Rick Barry famously made 90% of his free throws while shooting underhand.
Shaquille O’Neal infamously shot just 53% on his free throws, inspiring hack-a-Shaq.
Why didn’t Shaq use Barry’s technique?
Shaquille O’Neal: Because it’s boring.
Business Insider: But it’s been proven to be somewhat effective.
O’Neal: No, it’s not. It’s not proven. Just ’cause a couple guys did it doesn’t mean anybody can do it.
I told Rick Barry I’d rather shoot 0% than shoot underhand. I’m too cool for that.
O’Neal is somewhat trying to protect his larger-than-life, jokester image. But he’s also speaking to truth.
Barry would have been a good free-throw shooter overhand, too. Shooting underhand wasn’t necessarily going to fix Shaq’s problems at the line. Just because it worked for Barry doesn’t make it a “proven” technique.
Yet, every poor free-throw shooter – from Shaq to Andre Drummond to Andre Roberson – has been pestered about shooting underhand. It might be the right form for some players, but it’s no silver bullet.
After a recent Kings loss, George Hill tweeted:
These are vets brought in to help a young team, and according to sources, were brought in with the promise of a team aiming to be playoff competitive.
But that promise was made to them by Scott Perry, who since left Sacramento and now makes personnel decisions for the New York Knicks. So the direction of the franchise has shifted since Perry left. An organization that brought in veterans aiming to win now is aiming to lose.
Not surprisingly, Hill isn’t happy, according to multiple sources
The Kings aren’t bad because they shifted direction after Perry left for the Knicks. They’re bad because they lack talent.
This team was mostly assembled by the time Perry departed, and it looked lousy. To whatever degree Sacramento is emphasizing youth post-Perry – Garrett Temple, Randolph and Hill rank in the top four in minutes – the won-loss record wasn’t changing much.
If Hill, Randolph and Carter didn’t know that, they have nobody to blame but themselves. Smart veterans like them should have understood the bargain they accepted.
Hill ($40 million guaranteed over two years), Randolph (two years, $24 million) and Vince Carter (one year, $8 million) took the money. In exchange, they’re stuck on a bad team. And that’s fine. Many of us prioritize salary in career decisions.
But now they’re dealing with the downside of that arrangement – grinding through a long, losing season.
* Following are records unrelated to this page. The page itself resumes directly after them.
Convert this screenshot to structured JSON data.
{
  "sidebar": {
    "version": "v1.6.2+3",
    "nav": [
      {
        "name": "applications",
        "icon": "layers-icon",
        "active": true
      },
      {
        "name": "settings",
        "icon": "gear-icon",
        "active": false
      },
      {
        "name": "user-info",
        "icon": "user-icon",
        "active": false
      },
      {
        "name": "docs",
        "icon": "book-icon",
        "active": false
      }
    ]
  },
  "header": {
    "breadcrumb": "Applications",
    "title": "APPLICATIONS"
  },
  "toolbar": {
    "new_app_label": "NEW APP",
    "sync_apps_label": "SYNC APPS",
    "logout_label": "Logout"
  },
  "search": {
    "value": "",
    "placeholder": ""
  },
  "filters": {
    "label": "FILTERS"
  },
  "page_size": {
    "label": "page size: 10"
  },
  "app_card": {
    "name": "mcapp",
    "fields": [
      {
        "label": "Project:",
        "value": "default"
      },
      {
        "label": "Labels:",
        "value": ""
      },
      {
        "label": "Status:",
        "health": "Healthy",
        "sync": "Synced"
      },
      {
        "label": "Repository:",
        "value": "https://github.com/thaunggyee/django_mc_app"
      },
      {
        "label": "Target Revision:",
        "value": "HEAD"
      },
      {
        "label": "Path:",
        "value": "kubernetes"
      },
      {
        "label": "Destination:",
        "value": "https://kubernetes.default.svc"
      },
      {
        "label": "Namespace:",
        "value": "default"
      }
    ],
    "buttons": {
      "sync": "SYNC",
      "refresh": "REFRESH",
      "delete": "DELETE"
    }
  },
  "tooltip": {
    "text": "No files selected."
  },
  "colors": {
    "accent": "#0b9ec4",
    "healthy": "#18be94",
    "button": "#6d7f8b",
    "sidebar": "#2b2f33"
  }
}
It’s disingenuous to sulk and blame Perry (though, if Perry pledged a team realistically competing for the playoffs, he overpromised).
Unfortunately for everyone involved, Sacramento isn’t making rapid improvement overnight. So, something might have to give with Hill’s mood.
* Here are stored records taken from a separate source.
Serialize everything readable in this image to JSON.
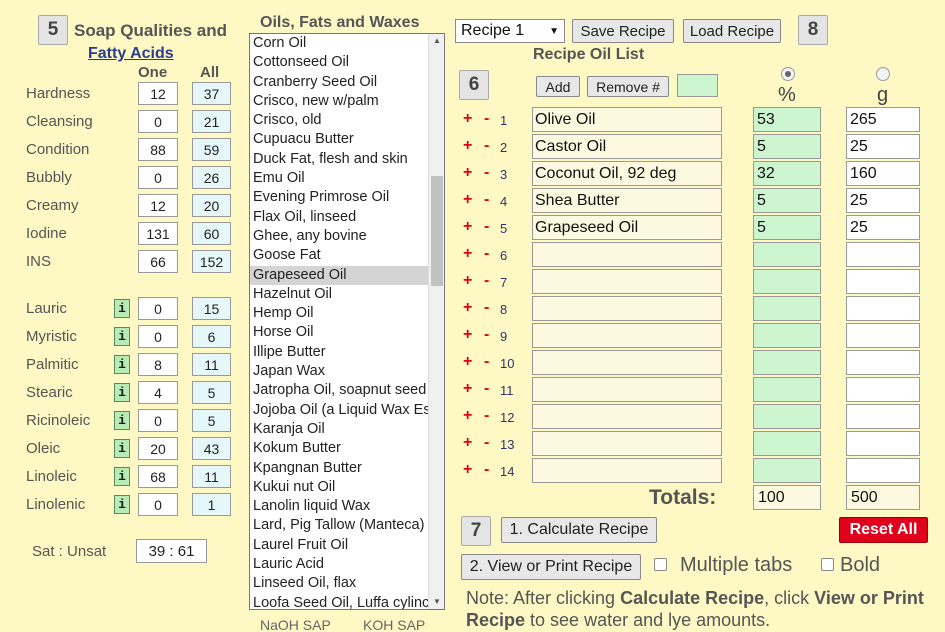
{
  "qualities": {
    "step": "5",
    "title_line1": "Soap Qualities and",
    "title_link": "Fatty Acids",
    "col_one": "One",
    "col_all": "All",
    "rows": [
      {
        "label": "Hardness",
        "one": "12",
        "all": "37"
      },
      {
        "label": "Cleansing",
        "one": "0",
        "all": "21"
      },
      {
        "label": "Condition",
        "one": "88",
        "all": "59"
      },
      {
        "label": "Bubbly",
        "one": "0",
        "all": "26"
      },
      {
        "label": "Creamy",
        "one": "12",
        "all": "20"
      },
      {
        "label": "Iodine",
        "one": "131",
        "all": "60"
      },
      {
        "label": "INS",
        "one": "66",
        "all": "152"
      }
    ],
    "acids": [
      {
        "label": "Lauric",
        "one": "0",
        "all": "15"
      },
      {
        "label": "Myristic",
        "one": "0",
        "all": "6"
      },
      {
        "label": "Palmitic",
        "one": "8",
        "all": "11"
      },
      {
        "label": "Stearic",
        "one": "4",
        "all": "5"
      },
      {
        "label": "Ricinoleic",
        "one": "0",
        "all": "5"
      },
      {
        "label": "Oleic",
        "one": "20",
        "all": "43"
      },
      {
        "label": "Linoleic",
        "one": "68",
        "all": "11"
      },
      {
        "label": "Linolenic",
        "one": "0",
        "all": "1"
      }
    ],
    "info_label": "i",
    "sat_label": "Sat : Unsat",
    "sat_value": "39 : 61"
  },
  "oils": {
    "title": "Oils, Fats and Waxes",
    "items": [
      "Corn Oil",
      "Cottonseed Oil",
      "Cranberry Seed Oil",
      "Crisco, new w/palm",
      "Crisco, old",
      "Cupuacu Butter",
      "Duck Fat, flesh and skin",
      "Emu Oil",
      "Evening Primrose Oil",
      "Flax Oil, linseed",
      "Ghee, any bovine",
      "Goose Fat",
      "Grapeseed Oil",
      "Hazelnut Oil",
      "Hemp Oil",
      "Horse Oil",
      "Illipe Butter",
      "Japan Wax",
      "Jatropha Oil, soapnut seed",
      "Jojoba Oil (a Liquid Wax Es",
      "Karanja Oil",
      "Kokum Butter",
      "Kpangnan Butter",
      "Kukui nut Oil",
      "Lanolin liquid Wax",
      "Lard, Pig Tallow (Manteca)",
      "Laurel Fruit Oil",
      "Lauric Acid",
      "Linseed Oil, flax",
      "Loofa Seed Oil, Luffa cylinc"
    ],
    "selected": "Grapeseed Oil",
    "naoh_label": "NaOH SAP",
    "koh_label": "KOH SAP"
  },
  "recipe": {
    "select_value": "Recipe 1",
    "save_label": "Save Recipe",
    "load_label": "Load Recipe",
    "step8": "8",
    "list_title": "Recipe Oil List",
    "step6": "6",
    "add_label": "Add",
    "remove_label": "Remove #",
    "pct_label": "%",
    "g_label": "g",
    "plus": "+",
    "minus": "-",
    "rows": [
      {
        "num": "1",
        "name": "Olive Oil",
        "pct": "53",
        "g": "265"
      },
      {
        "num": "2",
        "name": "Castor Oil",
        "pct": "5",
        "g": "25"
      },
      {
        "num": "3",
        "name": "Coconut Oil, 92 deg",
        "pct": "32",
        "g": "160"
      },
      {
        "num": "4",
        "name": "Shea Butter",
        "pct": "5",
        "g": "25"
      },
      {
        "num": "5",
        "name": "Grapeseed Oil",
        "pct": "5",
        "g": "25"
      },
      {
        "num": "6",
        "name": "",
        "pct": "",
        "g": ""
      },
      {
        "num": "7",
        "name": "",
        "pct": "",
        "g": ""
      },
      {
        "num": "8",
        "name": "",
        "pct": "",
        "g": ""
      },
      {
        "num": "9",
        "name": "",
        "pct": "",
        "g": ""
      },
      {
        "num": "10",
        "name": "",
        "pct": "",
        "g": ""
      },
      {
        "num": "11",
        "name": "",
        "pct": "",
        "g": ""
      },
      {
        "num": "12",
        "name": "",
        "pct": "",
        "g": ""
      },
      {
        "num": "13",
        "name": "",
        "pct": "",
        "g": ""
      },
      {
        "num": "14",
        "name": "",
        "pct": "",
        "g": ""
      }
    ],
    "totals_label": "Totals:",
    "total_pct": "100",
    "total_g": "500",
    "step7": "7",
    "calc_label": "1. Calculate Recipe",
    "reset_label": "Reset All",
    "view_label": "2. View or Print Recipe",
    "multiple_tabs_label": "Multiple tabs",
    "bold_label": "Bold",
    "note_prefix": "Note: After clicking ",
    "note_bold1": "Calculate Recipe",
    "note_mid": ", click ",
    "note_bold2": "View or Print Recipe",
    "note_suffix": " to see water and lye amounts."
  },
  "colors": {
    "accent_red": "#e0001b",
    "green_fill": "#ccf5d0",
    "page_bg": "#fdf8c4"
  }
}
More than five weeks later, Thompson still hasn’t played.
Tom Withers of the Associated Press:
Who said that was the real timetable? They told you guys three to four weeks. That was never the case. The first week, I was on crutches the whole time. So, there was no chance. So, I don’t know. I don’t know who told you three to four weeks. For that, I’m sorry.
Thompson sounds close to returning, so this issue should pass. But teams are usually conservative in these estimates so as not to expose their players to criticism for not working hard enough in rehab. Thompson was left hung out to dry here.
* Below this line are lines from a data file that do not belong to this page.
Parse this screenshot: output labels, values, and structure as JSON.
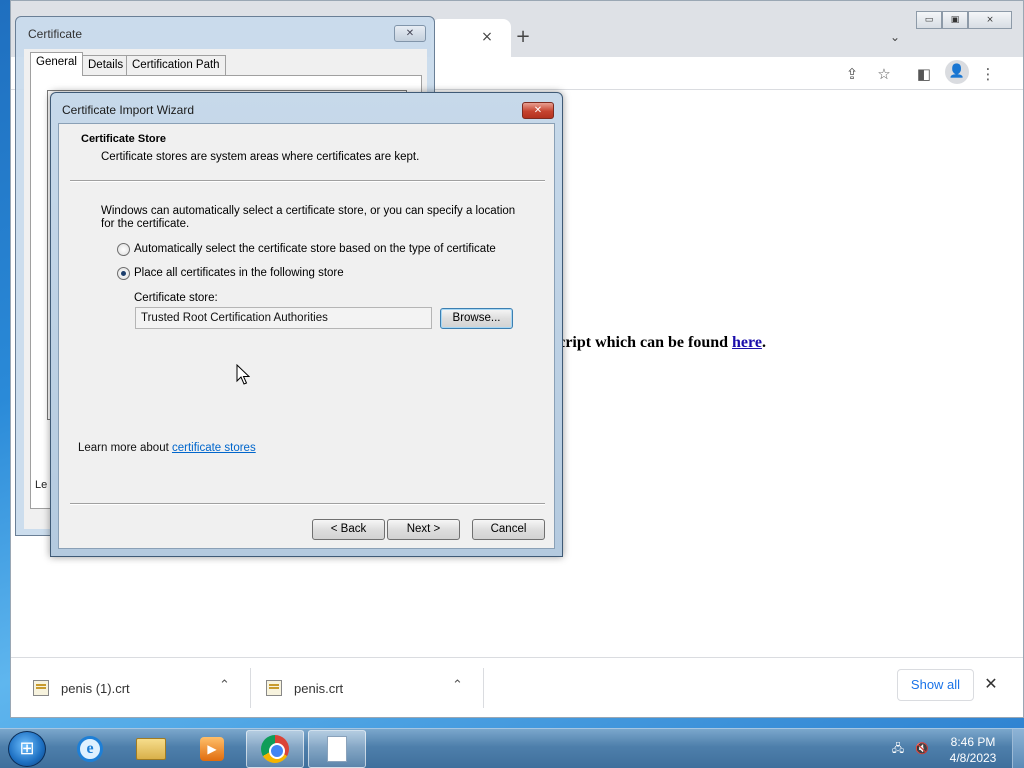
{
  "browser": {
    "tab_close_icon": "×",
    "new_tab_icon": "+",
    "tab_search_icon": "⌄",
    "window_controls": {
      "minimize": "▭",
      "restore": "▣",
      "close": "⨯"
    },
    "toolbar_icons": {
      "share": "⇪",
      "bookmark": "☆",
      "side_panel": "◧",
      "profile": "👤",
      "menu": "⋮"
    },
    "page": {
      "text_before_link": "script which can be found ",
      "link_text": "here",
      "text_after_link": "."
    },
    "colors": {
      "link": "#1a0dab",
      "shelf_button_text": "#1a73e8"
    }
  },
  "downloads": {
    "items": [
      {
        "name": "penis (1).crt",
        "chevron": "⌃"
      },
      {
        "name": "penis.crt",
        "chevron": "⌃"
      }
    ],
    "show_all_label": "Show all",
    "close_icon": "✕"
  },
  "certificate_dialog": {
    "title": "Certificate",
    "close_icon": "✕",
    "tabs": [
      "General",
      "Details",
      "Certification Path"
    ],
    "active_tab": "General",
    "learn_fragment": "Le"
  },
  "wizard": {
    "title": "Certificate Import Wizard",
    "close_icon": "✕",
    "header_title": "Certificate Store",
    "header_description": "Certificate stores are system areas where certificates are kept.",
    "intro": "Windows can automatically select a certificate store, or you can specify a location for the certificate.",
    "options": [
      {
        "label": "Automatically select the certificate store based on the type of certificate",
        "checked": false
      },
      {
        "label": "Place all certificates in the following store",
        "checked": true
      }
    ],
    "store_label": "Certificate store:",
    "store_value": "Trusted Root Certification Authorities",
    "browse_label": "Browse...",
    "learn_more_prefix": "Learn more about ",
    "learn_more_link": "certificate stores",
    "back_label": "< Back",
    "next_label": "Next >",
    "cancel_label": "Cancel"
  },
  "taskbar": {
    "start_icon": "⊞",
    "apps": [
      "internet-explorer",
      "windows-explorer",
      "media-player",
      "google-chrome",
      "document"
    ],
    "active_app": "google-chrome",
    "tray": {
      "network_icon": "🖧",
      "volume_icon": "🔇"
    },
    "time": "8:46 PM",
    "date": "4/8/2023"
  }
}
Maybe Thompson, who’s famously low-maintenance, doesn’t mind. But if a 3-4-week timeline was never realistic, I wouldn’t blame him for resenting the Cavs.
Poor communication on injuries might not be limited to only the 76ers.
But Waiters’ effective field-goal percentage this season (46.1) is nearly precisely his career mark (46.2). It appears last season’s career high (48.8) in a contract year was the outlier.
What if Waiters just can’t change? Could Miami bring him off the bench?
Waiters, via Tom D’Angelo of The Palm Beach Post:
“I’m a starter in this league, man, that’s who I am. We’re going to nip that in the bud right now. I’m not coming off no bench.”
This is peak Waiters, supremely confident/cocky. He’s not good enough to demand a starting spot, but here he is doing it anyway.
That make’s Spoelstra’s job trickier if he’s considering bringing Waiters off the bench. It might be the optimal basketball move, but NBA coaches must also deal with their players egos.
For what it’s worth, I don’t think Waiters should come off the bench. Miami’s starting lineup – Goran Dragic, Waiters, Josh Richardson, Justise Winslow and Hassan Whiteside – is outscoring opponents by 6.3 points per 100 possessions. (The Heat are -3.4 per 100 overall.) That unit defends, and Waiters eases the playmaking burden on Dragic.
But if I were the Heat, I also wouldn’t take the possibility of not starting Waiters off the table. At an underwhelming 12-13, they don’t have the luxury of never experimenting – even if it might upset Waiters.